TASK PROMPT: The data that follows is to be given again, exactly as written.

INPUT:
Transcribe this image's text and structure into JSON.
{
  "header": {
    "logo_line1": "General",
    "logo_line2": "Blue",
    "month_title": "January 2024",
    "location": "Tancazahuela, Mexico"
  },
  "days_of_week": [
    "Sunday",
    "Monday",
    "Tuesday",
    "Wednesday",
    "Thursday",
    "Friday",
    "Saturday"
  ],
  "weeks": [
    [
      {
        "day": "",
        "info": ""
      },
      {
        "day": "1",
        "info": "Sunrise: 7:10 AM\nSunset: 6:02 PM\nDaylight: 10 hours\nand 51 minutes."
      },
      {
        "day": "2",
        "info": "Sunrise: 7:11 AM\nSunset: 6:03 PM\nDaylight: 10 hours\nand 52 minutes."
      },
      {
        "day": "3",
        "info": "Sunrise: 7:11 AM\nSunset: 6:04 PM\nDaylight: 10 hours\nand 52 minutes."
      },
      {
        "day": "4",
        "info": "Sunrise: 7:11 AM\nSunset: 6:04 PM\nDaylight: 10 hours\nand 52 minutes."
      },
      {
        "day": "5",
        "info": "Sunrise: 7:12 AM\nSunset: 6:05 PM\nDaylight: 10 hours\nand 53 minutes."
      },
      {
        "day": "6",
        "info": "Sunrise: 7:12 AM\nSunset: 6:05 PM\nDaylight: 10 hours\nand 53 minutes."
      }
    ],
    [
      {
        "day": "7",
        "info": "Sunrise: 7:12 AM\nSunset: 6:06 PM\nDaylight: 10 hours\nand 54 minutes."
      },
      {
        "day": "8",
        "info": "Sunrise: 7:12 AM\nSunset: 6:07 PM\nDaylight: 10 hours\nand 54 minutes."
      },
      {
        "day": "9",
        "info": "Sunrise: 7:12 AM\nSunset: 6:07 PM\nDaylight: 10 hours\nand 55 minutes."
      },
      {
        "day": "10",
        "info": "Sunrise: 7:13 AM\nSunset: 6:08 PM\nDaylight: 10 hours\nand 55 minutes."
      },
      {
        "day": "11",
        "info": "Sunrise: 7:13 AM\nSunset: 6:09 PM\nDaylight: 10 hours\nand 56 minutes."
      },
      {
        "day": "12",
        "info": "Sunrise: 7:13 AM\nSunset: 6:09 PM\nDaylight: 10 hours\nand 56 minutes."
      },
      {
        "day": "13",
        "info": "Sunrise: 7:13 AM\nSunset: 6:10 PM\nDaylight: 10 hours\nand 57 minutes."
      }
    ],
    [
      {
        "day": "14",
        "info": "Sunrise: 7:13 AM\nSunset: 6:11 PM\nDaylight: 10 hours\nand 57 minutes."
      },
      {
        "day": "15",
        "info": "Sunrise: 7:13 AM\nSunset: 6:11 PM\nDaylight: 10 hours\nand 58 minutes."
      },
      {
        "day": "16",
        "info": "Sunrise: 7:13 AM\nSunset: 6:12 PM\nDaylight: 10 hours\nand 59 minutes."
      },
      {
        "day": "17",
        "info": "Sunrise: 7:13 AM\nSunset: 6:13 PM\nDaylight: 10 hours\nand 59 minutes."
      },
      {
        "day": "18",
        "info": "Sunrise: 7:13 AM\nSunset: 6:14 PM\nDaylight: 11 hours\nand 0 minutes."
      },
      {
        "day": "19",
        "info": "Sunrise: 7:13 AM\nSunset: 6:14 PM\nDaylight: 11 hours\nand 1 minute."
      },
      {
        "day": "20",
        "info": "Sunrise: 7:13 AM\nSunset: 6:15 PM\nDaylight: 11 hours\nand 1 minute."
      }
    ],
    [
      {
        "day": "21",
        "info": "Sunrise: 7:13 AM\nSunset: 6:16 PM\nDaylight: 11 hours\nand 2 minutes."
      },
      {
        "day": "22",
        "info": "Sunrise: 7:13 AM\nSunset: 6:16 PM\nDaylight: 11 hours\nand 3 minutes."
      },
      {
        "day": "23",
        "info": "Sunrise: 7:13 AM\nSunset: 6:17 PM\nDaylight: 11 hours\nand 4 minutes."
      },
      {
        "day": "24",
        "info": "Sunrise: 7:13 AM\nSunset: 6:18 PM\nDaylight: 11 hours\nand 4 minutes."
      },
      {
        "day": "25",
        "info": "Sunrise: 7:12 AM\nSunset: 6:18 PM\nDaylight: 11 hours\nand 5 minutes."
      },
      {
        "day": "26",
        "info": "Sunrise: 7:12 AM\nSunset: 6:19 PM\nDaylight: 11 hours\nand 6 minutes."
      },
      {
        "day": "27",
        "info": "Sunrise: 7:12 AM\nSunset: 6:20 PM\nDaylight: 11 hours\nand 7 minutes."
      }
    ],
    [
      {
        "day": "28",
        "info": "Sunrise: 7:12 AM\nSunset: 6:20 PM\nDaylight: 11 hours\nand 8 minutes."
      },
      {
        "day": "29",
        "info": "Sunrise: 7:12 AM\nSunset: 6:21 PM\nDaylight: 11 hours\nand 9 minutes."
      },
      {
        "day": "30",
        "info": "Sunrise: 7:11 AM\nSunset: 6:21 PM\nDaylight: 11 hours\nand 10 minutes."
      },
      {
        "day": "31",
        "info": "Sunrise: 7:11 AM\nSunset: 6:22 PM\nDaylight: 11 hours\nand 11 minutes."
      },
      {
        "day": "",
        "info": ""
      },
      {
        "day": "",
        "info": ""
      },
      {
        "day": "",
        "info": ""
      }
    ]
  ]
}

PROBLEM SOLUTION:
Transcribe this image's text and structure into JSON.
{
  "header": {
    "logo_line1": "General",
    "logo_line2": "Blue",
    "month_title": "January 2024",
    "location": "Tancazahuela, Mexico"
  },
  "days_of_week": [
    "Sunday",
    "Monday",
    "Tuesday",
    "Wednesday",
    "Thursday",
    "Friday",
    "Saturday"
  ],
  "weeks": [
    [
      {
        "day": "",
        "info": ""
      },
      {
        "day": "1",
        "info": "Sunrise: 7:10 AM\nSunset: 6:02 PM\nDaylight: 10 hours\nand 51 minutes."
      },
      {
        "day": "2",
        "info": "Sunrise: 7:11 AM\nSunset: 6:03 PM\nDaylight: 10 hours\nand 52 minutes."
      },
      {
        "day": "3",
        "info": "Sunrise: 7:11 AM\nSunset: 6:04 PM\nDaylight: 10 hours\nand 52 minutes."
      },
      {
        "day": "4",
        "info": "Sunrise: 7:11 AM\nSunset: 6:04 PM\nDaylight: 10 hours\nand 52 minutes."
      },
      {
        "day": "5",
        "info": "Sunrise: 7:12 AM\nSunset: 6:05 PM\nDaylight: 10 hours\nand 53 minutes."
      },
      {
        "day": "6",
        "info": "Sunrise: 7:12 AM\nSunset: 6:05 PM\nDaylight: 10 hours\nand 53 minutes."
      }
    ],
    [
      {
        "day": "7",
        "info": "Sunrise: 7:12 AM\nSunset: 6:06 PM\nDaylight: 10 hours\nand 54 minutes."
      },
      {
        "day": "8",
        "info": "Sunrise: 7:12 AM\nSunset: 6:07 PM\nDaylight: 10 hours\nand 54 minutes."
      },
      {
        "day": "9",
        "info": "Sunrise: 7:12 AM\nSunset: 6:07 PM\nDaylight: 10 hours\nand 55 minutes."
      },
      {
        "day": "10",
        "info": "Sunrise: 7:13 AM\nSunset: 6:08 PM\nDaylight: 10 hours\nand 55 minutes."
      },
      {
        "day": "11",
        "info": "Sunrise: 7:13 AM\nSunset: 6:09 PM\nDaylight: 10 hours\nand 56 minutes."
      },
      {
        "day": "12",
        "info": "Sunrise: 7:13 AM\nSunset: 6:09 PM\nDaylight: 10 hours\nand 56 minutes."
      },
      {
        "day": "13",
        "info": "Sunrise: 7:13 AM\nSunset: 6:10 PM\nDaylight: 10 hours\nand 57 minutes."
      }
    ],
    [
      {
        "day": "14",
        "info": "Sunrise: 7:13 AM\nSunset: 6:11 PM\nDaylight: 10 hours\nand 57 minutes."
      },
      {
        "day": "15",
        "info": "Sunrise: 7:13 AM\nSunset: 6:11 PM\nDaylight: 10 hours\nand 58 minutes."
      },
      {
        "day": "16",
        "info": "Sunrise: 7:13 AM\nSunset: 6:12 PM\nDaylight: 10 hours\nand 59 minutes."
      },
      {
        "day": "17",
        "info": "Sunrise: 7:13 AM\nSunset: 6:13 PM\nDaylight: 10 hours\nand 59 minutes."
      },
      {
        "day": "18",
        "info": "Sunrise: 7:13 AM\nSunset: 6:14 PM\nDaylight: 11 hours\nand 0 minutes."
      },
      {
        "day": "19",
        "info": "Sunrise: 7:13 AM\nSunset: 6:14 PM\nDaylight: 11 hours\nand 1 minute."
      },
      {
        "day": "20",
        "info": "Sunrise: 7:13 AM\nSunset: 6:15 PM\nDaylight: 11 hours\nand 1 minute."
      }
    ],
    [
      {
        "day": "21",
        "info": "Sunrise: 7:13 AM\nSunset: 6:16 PM\nDaylight: 11 hours\nand 2 minutes."
      },
      {
        "day": "22",
        "info": "Sunrise: 7:13 AM\nSunset: 6:16 PM\nDaylight: 11 hours\nand 3 minutes."
      },
      {
        "day": "23",
        "info": "Sunrise: 7:13 AM\nSunset: 6:17 PM\nDaylight: 11 hours\nand 4 minutes."
      },
      {
        "day": "24",
        "info": "Sunrise: 7:13 AM\nSunset: 6:18 PM\nDaylight: 11 hours\nand 4 minutes."
      },
      {
        "day": "25",
        "info": "Sunrise: 7:12 AM\nSunset: 6:18 PM\nDaylight: 11 hours\nand 5 minutes."
      },
      {
        "day": "26",
        "info": "Sunrise: 7:12 AM\nSunset: 6:19 PM\nDaylight: 11 hours\nand 6 minutes."
      },
      {
        "day": "27",
        "info": "Sunrise: 7:12 AM\nSunset: 6:20 PM\nDaylight: 11 hours\nand 7 minutes."
      }
    ],
    [
      {
        "day": "28",
        "info": "Sunrise: 7:12 AM\nSunset: 6:20 PM\nDaylight: 11 hours\nand 8 minutes."
      },
      {
        "day": "29",
        "info": "Sunrise: 7:12 AM\nSunset: 6:21 PM\nDaylight: 11 hours\nand 9 minutes."
      },
      {
        "day": "30",
        "info": "Sunrise: 7:11 AM\nSunset: 6:21 PM\nDaylight: 11 hours\nand 10 minutes."
      },
      {
        "day": "31",
        "info": "Sunrise: 7:11 AM\nSunset: 6:22 PM\nDaylight: 11 hours\nand 11 minutes."
      },
      {
        "day": "",
        "info": ""
      },
      {
        "day": "",
        "info": ""
      },
      {
        "day": "",
        "info": ""
      }
    ]
  ]
}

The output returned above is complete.